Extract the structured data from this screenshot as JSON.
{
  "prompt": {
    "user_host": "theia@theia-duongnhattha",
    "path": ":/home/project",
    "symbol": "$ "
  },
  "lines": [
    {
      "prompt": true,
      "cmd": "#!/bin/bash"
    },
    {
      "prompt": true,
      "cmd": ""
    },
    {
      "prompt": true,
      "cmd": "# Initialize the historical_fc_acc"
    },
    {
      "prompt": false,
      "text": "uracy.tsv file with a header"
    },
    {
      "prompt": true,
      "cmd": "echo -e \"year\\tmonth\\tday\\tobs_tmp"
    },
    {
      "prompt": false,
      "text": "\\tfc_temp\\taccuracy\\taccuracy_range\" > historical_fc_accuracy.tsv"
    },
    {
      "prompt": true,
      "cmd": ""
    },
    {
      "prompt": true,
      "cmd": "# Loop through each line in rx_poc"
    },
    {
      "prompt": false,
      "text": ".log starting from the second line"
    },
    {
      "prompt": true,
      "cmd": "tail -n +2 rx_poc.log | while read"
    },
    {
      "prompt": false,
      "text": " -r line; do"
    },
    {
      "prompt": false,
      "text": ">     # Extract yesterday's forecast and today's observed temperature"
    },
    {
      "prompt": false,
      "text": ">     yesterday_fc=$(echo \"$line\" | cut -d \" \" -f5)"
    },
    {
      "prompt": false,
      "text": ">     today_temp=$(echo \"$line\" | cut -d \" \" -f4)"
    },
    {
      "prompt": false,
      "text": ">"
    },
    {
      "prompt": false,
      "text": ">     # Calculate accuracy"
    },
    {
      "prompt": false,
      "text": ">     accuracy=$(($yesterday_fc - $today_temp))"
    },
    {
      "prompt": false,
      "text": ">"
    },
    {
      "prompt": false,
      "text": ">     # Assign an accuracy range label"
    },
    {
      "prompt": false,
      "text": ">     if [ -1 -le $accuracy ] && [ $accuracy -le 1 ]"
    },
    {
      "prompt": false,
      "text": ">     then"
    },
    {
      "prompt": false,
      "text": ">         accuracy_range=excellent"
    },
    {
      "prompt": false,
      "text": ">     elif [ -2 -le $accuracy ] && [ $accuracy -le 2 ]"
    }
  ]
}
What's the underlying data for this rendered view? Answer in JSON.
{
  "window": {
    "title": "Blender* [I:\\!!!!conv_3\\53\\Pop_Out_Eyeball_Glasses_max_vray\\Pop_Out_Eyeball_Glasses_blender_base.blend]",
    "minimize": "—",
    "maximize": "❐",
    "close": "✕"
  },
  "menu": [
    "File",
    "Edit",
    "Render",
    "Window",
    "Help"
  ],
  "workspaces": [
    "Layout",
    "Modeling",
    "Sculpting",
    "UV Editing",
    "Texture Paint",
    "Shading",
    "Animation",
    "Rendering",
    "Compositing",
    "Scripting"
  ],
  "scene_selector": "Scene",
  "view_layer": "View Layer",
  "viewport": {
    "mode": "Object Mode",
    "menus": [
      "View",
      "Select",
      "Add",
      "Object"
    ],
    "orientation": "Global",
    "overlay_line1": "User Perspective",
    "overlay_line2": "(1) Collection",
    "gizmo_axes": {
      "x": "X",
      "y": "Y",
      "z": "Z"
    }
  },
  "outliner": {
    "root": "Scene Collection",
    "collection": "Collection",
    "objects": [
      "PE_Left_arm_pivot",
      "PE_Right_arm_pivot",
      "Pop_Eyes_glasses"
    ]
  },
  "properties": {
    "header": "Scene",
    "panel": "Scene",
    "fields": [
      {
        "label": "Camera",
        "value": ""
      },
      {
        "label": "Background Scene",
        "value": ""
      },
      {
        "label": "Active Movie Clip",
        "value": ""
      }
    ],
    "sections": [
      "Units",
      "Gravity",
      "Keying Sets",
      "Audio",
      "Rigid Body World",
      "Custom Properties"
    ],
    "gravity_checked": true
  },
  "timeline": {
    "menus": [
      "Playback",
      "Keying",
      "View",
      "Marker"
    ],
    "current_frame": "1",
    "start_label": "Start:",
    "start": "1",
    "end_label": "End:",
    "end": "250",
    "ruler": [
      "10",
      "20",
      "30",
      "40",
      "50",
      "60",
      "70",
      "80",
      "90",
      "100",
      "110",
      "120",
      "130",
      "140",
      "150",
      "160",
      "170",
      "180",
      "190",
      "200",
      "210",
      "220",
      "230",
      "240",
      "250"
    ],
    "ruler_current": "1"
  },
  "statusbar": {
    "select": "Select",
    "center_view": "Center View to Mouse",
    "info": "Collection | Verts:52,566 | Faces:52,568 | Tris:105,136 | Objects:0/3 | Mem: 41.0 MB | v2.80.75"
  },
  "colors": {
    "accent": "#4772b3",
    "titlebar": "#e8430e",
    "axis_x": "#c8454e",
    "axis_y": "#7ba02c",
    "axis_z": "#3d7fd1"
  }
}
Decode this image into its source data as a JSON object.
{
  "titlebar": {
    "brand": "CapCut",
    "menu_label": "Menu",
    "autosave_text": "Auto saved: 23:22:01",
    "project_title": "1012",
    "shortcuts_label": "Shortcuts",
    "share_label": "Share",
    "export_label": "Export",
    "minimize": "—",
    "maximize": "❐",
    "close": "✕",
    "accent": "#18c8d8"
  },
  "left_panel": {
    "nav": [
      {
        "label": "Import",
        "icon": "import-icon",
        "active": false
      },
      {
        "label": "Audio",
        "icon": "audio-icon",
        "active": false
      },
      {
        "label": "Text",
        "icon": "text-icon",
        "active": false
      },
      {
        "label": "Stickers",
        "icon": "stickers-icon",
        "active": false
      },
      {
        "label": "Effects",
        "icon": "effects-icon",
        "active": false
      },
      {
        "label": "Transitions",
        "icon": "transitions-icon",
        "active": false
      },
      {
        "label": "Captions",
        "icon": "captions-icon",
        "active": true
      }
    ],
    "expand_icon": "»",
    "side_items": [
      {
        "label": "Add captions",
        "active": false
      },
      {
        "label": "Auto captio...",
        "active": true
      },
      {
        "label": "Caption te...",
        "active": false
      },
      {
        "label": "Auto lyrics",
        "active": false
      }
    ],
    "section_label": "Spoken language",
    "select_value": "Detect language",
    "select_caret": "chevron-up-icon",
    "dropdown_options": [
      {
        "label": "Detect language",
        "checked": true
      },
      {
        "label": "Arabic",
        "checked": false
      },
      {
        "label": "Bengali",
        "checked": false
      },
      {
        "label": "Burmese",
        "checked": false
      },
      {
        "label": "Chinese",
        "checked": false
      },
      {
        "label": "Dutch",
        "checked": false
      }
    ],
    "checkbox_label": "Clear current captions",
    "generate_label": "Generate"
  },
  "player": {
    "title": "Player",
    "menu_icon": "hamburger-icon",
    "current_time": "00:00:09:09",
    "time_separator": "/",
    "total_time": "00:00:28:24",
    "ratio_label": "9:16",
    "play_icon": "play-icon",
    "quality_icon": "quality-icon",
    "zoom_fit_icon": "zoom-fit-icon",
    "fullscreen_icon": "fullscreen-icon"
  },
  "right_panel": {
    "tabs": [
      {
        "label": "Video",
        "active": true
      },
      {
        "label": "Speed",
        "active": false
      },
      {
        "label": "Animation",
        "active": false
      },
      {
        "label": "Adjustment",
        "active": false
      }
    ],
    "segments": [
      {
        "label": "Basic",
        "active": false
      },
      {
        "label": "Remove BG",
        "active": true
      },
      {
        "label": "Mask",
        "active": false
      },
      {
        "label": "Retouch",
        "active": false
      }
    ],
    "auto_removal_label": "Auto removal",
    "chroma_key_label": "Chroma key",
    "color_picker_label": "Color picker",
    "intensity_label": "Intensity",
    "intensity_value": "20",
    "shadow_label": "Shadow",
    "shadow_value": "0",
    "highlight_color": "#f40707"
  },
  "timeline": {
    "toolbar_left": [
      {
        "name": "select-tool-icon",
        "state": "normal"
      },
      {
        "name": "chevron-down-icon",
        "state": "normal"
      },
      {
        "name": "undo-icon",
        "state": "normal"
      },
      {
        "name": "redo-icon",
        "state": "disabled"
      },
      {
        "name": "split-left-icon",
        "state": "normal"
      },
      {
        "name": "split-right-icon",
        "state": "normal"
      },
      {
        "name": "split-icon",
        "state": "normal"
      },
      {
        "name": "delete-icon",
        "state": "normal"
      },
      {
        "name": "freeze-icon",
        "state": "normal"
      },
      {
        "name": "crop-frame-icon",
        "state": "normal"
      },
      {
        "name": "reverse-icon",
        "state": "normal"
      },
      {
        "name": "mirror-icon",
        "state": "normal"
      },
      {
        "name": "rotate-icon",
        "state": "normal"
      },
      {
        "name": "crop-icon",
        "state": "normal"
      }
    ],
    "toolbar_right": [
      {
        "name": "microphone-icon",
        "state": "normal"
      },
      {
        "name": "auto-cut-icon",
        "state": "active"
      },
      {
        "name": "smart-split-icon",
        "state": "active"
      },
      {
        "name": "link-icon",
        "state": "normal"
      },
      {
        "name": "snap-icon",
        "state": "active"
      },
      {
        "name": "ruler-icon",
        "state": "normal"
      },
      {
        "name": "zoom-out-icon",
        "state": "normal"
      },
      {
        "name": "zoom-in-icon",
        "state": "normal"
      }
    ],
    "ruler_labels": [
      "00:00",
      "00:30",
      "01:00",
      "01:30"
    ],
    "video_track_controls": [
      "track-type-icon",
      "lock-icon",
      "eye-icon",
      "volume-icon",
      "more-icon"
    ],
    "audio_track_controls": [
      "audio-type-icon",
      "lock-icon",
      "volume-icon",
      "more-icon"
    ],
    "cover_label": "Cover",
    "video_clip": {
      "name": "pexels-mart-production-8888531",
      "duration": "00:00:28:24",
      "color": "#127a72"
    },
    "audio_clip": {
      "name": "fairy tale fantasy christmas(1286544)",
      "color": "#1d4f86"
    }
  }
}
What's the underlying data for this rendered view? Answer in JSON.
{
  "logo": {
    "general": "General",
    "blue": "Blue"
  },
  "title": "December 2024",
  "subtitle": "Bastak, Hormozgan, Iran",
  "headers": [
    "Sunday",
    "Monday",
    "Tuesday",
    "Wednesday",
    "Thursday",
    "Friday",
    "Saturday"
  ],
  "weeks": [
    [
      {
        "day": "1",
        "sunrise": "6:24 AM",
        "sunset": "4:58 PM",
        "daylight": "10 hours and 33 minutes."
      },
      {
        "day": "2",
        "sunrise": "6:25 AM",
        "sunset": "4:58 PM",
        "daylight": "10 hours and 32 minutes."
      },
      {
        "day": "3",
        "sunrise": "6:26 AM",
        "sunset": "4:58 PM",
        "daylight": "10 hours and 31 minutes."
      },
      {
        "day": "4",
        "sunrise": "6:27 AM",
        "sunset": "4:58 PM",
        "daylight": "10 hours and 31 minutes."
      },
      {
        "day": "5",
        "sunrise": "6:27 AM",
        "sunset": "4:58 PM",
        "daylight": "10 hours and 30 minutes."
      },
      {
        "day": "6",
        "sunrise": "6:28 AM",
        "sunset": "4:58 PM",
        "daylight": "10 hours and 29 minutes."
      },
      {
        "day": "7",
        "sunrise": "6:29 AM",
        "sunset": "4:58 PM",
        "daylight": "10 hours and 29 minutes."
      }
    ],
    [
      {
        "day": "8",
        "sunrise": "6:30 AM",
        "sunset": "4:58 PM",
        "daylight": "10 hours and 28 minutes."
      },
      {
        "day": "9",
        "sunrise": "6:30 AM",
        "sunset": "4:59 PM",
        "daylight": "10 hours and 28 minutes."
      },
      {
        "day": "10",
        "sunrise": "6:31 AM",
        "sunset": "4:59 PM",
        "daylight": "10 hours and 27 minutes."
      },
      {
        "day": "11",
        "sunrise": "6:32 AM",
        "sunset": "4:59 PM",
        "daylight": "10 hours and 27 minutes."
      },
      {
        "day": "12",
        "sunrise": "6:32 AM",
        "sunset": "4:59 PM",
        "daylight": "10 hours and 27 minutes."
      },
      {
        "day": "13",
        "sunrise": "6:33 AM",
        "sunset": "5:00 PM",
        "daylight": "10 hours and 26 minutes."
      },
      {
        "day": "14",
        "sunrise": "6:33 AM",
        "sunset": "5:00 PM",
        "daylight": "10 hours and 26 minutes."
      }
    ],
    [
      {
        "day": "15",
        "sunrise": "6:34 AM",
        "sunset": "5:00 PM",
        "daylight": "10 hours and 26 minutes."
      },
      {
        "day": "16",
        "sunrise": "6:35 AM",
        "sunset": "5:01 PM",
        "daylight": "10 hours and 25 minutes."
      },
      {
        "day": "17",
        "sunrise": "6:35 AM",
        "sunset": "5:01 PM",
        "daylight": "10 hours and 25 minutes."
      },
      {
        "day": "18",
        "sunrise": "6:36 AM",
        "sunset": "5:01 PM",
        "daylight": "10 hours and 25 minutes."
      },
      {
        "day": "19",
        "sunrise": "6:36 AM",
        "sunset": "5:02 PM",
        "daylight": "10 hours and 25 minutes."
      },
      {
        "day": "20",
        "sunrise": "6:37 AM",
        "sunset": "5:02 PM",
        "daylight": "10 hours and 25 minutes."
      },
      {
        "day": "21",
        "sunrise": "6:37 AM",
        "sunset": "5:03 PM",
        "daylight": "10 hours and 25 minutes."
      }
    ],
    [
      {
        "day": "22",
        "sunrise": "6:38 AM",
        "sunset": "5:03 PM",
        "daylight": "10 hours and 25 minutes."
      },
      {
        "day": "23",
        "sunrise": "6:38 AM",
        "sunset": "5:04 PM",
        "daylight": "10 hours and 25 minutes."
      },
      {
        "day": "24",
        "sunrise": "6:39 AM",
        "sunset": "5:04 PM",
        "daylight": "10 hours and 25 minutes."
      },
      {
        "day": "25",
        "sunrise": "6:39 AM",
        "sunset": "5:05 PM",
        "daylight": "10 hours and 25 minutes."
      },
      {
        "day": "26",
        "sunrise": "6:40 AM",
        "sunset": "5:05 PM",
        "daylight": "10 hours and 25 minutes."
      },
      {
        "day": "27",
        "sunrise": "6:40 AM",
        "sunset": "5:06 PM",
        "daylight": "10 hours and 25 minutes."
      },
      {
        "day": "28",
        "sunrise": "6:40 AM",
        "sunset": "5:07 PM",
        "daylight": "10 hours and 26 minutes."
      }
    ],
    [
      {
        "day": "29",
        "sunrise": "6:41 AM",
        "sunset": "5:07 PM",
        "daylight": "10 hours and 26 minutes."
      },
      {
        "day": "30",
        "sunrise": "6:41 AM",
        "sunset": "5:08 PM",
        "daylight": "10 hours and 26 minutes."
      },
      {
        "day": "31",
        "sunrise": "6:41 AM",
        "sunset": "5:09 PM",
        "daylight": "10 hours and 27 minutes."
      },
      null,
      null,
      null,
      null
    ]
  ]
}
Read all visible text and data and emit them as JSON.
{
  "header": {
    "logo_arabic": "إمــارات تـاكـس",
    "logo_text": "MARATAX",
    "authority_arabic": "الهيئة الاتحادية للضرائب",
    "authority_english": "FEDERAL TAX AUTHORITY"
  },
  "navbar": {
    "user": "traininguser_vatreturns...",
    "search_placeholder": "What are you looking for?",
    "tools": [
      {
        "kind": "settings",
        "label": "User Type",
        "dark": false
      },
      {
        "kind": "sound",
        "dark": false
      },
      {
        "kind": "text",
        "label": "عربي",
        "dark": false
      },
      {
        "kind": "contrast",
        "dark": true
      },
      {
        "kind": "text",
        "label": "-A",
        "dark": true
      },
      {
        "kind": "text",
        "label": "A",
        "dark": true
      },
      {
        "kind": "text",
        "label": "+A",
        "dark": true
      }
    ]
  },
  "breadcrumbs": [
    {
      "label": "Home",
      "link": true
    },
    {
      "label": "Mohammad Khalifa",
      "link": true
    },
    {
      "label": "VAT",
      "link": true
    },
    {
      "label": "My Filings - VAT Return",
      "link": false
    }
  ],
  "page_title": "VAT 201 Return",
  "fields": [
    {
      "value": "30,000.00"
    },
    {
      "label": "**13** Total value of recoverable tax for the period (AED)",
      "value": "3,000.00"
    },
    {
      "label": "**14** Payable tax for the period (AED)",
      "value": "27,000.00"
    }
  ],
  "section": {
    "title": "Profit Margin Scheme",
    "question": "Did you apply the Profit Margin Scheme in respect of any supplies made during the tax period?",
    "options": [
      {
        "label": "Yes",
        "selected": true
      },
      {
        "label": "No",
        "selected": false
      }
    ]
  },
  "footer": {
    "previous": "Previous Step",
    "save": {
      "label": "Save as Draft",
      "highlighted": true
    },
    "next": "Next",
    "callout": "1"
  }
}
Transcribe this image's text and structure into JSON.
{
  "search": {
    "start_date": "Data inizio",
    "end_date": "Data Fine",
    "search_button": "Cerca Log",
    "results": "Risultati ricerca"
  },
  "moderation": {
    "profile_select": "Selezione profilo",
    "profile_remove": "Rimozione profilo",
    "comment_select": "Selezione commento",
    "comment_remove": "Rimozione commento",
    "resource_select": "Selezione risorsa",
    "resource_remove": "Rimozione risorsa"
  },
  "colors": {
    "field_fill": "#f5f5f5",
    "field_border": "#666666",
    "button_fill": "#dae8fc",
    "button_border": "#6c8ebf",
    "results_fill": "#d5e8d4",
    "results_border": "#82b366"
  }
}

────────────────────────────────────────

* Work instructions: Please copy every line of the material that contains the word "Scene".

* Result for this task:
  "scene_selector": "Scene",
    "root": "Scene Collection",
    "header": "Scene",
    "panel": "Scene",
        "label": "Background Scene",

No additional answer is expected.